Nigerian Anti-counterfeiting Startup Chekkit Secures Funding to Scale Blockchain-powered Solution


Nigerian anti-counterfeiting startup Chekkit has secured additional funding to help it scale its blockchain-powered drug safety and tracking solution.

Formed at the Meltwater Entrepreneurial School of Technology (MEST) in Accra, Ghana in 2018, Chekkit has built a platform that tracks product movement and the parties involved in the transfer of products from warehouse to distributor, and on to the final consumer.

Essentially, Chekkit is an anti-counterfeiting, asset tracking and consumer feedback analytics tool. It produces tamper-proof unique ID labels, either as QR codes or numeric codes, which can be placed on premium packaged food and beverage products for supply chain and consumer feedback tracking.

The startup has so far helped secure over 50 million pharmaceutical and consumer goods products, and is set for further growth after Nigeria’s National Agency for Food and Drug Administration and Control (NAFDAC) said pharmaceutical products would be mandated to implement end-to-end serialisation and traceability from the end of 2024.

To help take advantage of this opportunity to scale, Chekkit has raised an undisclosed round of funding from Adaverse, a Cardano ecosystem accelerator, with participation from existing investors like RTA, HoaQ, Launch Africa Ventures, and Blockchain Founders Fund.
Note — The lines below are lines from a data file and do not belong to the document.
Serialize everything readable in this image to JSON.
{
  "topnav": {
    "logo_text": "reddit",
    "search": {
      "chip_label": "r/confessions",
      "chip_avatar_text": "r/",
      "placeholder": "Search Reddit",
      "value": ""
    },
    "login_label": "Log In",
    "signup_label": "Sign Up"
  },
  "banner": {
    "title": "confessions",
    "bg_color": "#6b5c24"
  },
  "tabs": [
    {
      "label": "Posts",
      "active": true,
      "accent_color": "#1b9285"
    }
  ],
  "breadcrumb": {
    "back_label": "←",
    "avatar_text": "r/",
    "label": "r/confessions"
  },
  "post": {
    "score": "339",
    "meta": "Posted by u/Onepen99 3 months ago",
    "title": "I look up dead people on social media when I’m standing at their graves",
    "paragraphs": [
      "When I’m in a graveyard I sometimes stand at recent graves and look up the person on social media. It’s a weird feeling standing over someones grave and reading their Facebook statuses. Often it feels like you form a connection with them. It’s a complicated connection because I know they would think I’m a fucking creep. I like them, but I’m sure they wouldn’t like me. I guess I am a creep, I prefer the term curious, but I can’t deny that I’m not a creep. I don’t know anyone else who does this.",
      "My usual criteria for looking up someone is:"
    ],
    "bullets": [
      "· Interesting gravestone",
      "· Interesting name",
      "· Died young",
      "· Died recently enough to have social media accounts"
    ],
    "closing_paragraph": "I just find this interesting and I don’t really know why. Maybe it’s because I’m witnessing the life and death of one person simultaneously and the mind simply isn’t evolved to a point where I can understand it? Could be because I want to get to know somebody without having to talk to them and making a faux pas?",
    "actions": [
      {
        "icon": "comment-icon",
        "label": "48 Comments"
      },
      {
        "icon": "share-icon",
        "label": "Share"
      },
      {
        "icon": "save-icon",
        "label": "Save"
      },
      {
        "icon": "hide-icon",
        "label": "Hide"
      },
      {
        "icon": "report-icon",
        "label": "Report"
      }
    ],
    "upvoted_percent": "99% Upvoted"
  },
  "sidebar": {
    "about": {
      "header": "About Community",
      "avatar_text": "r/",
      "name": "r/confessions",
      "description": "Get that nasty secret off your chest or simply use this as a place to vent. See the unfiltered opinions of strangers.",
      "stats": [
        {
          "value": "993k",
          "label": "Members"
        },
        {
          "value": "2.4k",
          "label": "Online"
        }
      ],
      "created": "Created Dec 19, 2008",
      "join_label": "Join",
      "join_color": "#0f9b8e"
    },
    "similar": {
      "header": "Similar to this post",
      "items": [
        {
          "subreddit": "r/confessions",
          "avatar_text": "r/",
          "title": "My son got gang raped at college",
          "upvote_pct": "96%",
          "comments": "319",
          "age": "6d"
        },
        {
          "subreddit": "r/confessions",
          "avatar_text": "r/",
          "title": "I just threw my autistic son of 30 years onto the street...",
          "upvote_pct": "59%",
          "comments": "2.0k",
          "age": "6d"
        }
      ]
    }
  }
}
This comes after Chekkit was announced as the first approved GS1/NAFDAC traceability solutions provider in Nigeria, and follows a US$500,000 pre-seed funding round it secured in 2021.

The funds will help Chekkit onboard more manufacturers across Nigeria and other regions in Africa, while also expanding to new markets in India, UK and the Middle East.

“Since raising our pre-seed round of US$500,000 in 2021, Chekkit has partnered and integrated its pharmaceutical traceability and consumer intelligence solution with SAP, enabling pharmaceutical brands that already use SAP’s Advanced Track and Trace Platform to be able to collect and analyse last-mile patient data. The company has also integrated the GS1 global standards system, making our serialisation software regulatory compliant in over 100 countries globally,” said Dare Odumade, Chekkit’s CEO.

“We are currently exploring opportunities to optimise and strengthen supply chains for other African and Middle Eastern regions through partnerships with major pharmaceutical donors, manufacturers, governments, and the United Nations Development Programme (UNDP). We are focusing a side of the business on fixing the public pharmaceutical supply chains of these low to middle-income earning countries.”

Vincent Li, founding partner at Adaverse, said Chekkit was not just another anti-counterfeiting solution.

“Rather, it aims to repair the prevailing rift in consumer-manufacturer trust with the blockchain-secured channel, prioritising consumer insights. We see the potential to transform the supply chain industry and disrupt the DataFi market and we’re excited to support the scaling of Chekkit’s infrastructure,” he said.

This article first appeared on enews.com.ng.